Dunne does however also believe that choice needs to be maintained for the consumer through a healthy MVNO market. The CEO points to recent MVNO deals that the firm had agreed with Sky and Talk Talk as evidence of the firm’s commitment to the sector: ‘Maintaining choice for the consumer is also hugely important and we have secured two new partnerships with Talk Talk and Sky, which we believe helps that. The balance between MVNO and MNO offerings needs to be there and is vital for the UK market.’
Branding has been a major point of discussion as the O2 and Three brands don’t appear particularly compatible on the surface. Dunne presents an interesting solution to this issue; Hutchison operating a multi-brand strategy: ‘It’s a complex deal, issues such as the brand haven’t even been considered yet. But I can say that the branding will be something designed to bring the best out of business. We have Giff Gaff and the JV with Tesco, which shows that you can successfully operate a multi-brand strategy in the UK. The number of propositions at the customer interface level, rather the number of networks, is the key to giving the consumer choice.’
The quad play elephant
The combination of O2 and Three brands creates a powerful force in the mobile space but it doesn’t address the issue of quad play, which haunts every mobile network these days. Dunne is keen to reiterate his theory that markets that have ‘gone quad play’ suffered from one or both of the following issues – a lack of penetration in one of the quad play markets and/or a lack of price competition in one of the platforms. In the UK, Dunne points out, there is neither an issue with penetration nor is there an issue with price competition in any of the four markets.
The O2 CEO also hints that the relationship with these quad play brands presents the commercial potential of a bundling of services if the network felt it needed to offer them: ‘We know that some customers will choose to go quad play, which is why we are working with two parties that already have a presence in this space [Talk Talk and Sky], giving us the commercial possibility to bundle. We have never set a strategy based on what others do. There will be an increase in the number of customers taking bundled products in the UK but a huge number of people will still choose a standalone best-in-class product.’
Dunne points out that O2’s recent success in forming high-profile partnerships with MVNO firms is in part due to a lack of quad play presence: ‘We have a track record of delivering when it comes to MVNOs, Tesco Mobile is the largest and most successful MVNO in the market. It’s about our ability to execute and quality of network, we have a pure mobile offering, which is of benefit to certain MVNOs. As the market rolls up and there are more multi play offerings, brands look at whether they want an agreement with a potential competitor.’
One area where O2 has also continued to steadily maintain its share is in the retail space. The operator picked up a handful of stores in the wake of the Phones 4u collapse and has maintained a single-minded approach to retail since it pulled out of the independent retailer in 2013. Dunne says that the network is continuing to evaluate the way in which its retail portfolio operates: ‘Our focus is on the in-store experience, and we’ve also expanded our range significantly. Towards the end of 2015 I believe we’ll see the expansion of the IOT space. This brings with it a range of possibilities that will help to engage people. We believe that the mobile phone will be the remote control for your life and so we are well placed with such developments.

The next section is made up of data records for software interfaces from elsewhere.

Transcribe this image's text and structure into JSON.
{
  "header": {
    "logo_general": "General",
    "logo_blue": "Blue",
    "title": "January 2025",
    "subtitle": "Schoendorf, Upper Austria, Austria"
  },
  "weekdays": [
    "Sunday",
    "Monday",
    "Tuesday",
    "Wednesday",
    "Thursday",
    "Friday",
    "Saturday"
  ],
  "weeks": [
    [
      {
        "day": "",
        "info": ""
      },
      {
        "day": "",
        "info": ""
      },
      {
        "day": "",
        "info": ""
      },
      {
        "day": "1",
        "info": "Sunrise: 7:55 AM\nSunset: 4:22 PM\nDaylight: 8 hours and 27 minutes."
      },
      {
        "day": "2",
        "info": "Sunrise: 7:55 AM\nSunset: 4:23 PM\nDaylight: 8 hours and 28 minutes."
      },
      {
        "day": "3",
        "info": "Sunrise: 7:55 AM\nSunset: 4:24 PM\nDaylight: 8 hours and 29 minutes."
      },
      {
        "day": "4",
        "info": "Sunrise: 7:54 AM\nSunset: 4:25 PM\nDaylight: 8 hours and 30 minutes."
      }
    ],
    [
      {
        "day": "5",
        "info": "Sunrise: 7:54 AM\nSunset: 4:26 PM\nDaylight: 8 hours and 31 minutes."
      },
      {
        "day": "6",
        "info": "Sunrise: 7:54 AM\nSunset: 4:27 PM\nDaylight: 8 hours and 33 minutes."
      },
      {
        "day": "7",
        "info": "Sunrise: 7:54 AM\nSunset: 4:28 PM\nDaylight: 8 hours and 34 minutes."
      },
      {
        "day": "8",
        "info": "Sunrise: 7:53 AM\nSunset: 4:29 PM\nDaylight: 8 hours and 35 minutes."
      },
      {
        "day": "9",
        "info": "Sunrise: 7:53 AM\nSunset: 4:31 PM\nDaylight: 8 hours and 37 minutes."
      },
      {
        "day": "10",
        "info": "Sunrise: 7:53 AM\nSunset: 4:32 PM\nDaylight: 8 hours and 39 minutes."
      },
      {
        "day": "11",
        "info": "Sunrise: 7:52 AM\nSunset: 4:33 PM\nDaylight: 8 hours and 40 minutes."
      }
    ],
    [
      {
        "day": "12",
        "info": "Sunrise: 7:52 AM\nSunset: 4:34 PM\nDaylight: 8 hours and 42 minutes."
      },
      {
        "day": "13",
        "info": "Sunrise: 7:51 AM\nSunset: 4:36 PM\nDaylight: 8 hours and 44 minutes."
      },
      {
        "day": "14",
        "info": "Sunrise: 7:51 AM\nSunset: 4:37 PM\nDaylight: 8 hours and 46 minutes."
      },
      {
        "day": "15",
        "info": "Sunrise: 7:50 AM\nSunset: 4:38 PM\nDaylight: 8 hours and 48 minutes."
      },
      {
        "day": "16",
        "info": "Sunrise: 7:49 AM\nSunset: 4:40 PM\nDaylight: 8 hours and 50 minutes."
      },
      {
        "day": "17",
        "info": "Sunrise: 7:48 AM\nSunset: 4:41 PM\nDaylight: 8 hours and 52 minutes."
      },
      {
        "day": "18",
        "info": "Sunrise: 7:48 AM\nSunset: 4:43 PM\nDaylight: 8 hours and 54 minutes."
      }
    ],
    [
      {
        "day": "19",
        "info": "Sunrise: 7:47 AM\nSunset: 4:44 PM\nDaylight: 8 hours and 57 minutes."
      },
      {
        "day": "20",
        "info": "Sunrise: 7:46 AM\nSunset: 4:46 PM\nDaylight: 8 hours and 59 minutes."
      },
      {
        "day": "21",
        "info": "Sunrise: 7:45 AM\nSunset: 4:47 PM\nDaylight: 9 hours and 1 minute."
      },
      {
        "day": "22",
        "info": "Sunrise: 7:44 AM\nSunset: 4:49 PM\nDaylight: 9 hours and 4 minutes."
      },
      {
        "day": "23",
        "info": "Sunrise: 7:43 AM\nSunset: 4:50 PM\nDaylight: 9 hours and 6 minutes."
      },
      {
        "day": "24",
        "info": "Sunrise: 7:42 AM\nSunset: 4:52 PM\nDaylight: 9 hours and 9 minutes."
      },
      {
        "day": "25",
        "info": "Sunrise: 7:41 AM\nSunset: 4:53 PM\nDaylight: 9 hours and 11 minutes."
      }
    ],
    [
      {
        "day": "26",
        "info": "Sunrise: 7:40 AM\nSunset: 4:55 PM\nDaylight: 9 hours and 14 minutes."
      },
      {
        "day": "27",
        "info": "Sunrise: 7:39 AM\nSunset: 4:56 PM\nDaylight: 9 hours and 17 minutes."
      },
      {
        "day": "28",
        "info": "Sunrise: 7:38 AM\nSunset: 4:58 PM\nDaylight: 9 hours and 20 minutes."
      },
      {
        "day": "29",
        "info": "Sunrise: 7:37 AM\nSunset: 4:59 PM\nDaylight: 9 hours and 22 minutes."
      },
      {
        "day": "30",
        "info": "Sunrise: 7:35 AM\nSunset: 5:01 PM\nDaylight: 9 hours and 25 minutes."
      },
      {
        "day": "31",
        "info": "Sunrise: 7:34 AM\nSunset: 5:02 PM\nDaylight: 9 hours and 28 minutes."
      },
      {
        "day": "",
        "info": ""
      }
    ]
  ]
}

‘We did 15 times the number of wearables we did last year and the market will definitely get bigger. Apple will kick it on with the launch of the Apple Watch. With these new products people definitely want to experience it.’
Addressing the slowdown in the smartphone market, Dunne says that the operator is looking at new ways to interest the consumer: ‘I think that Q1 is shaping up in a similar way to last year. We are seeing a breaking out of typical behaviours; the cycle by which people upgrade their phones is longer but we’re finding that people might be upgrading other devices instead – tablets with a cellular connection for example, or wearables. We are using our Refresh programme to offer a range of products now beyond smartphones.’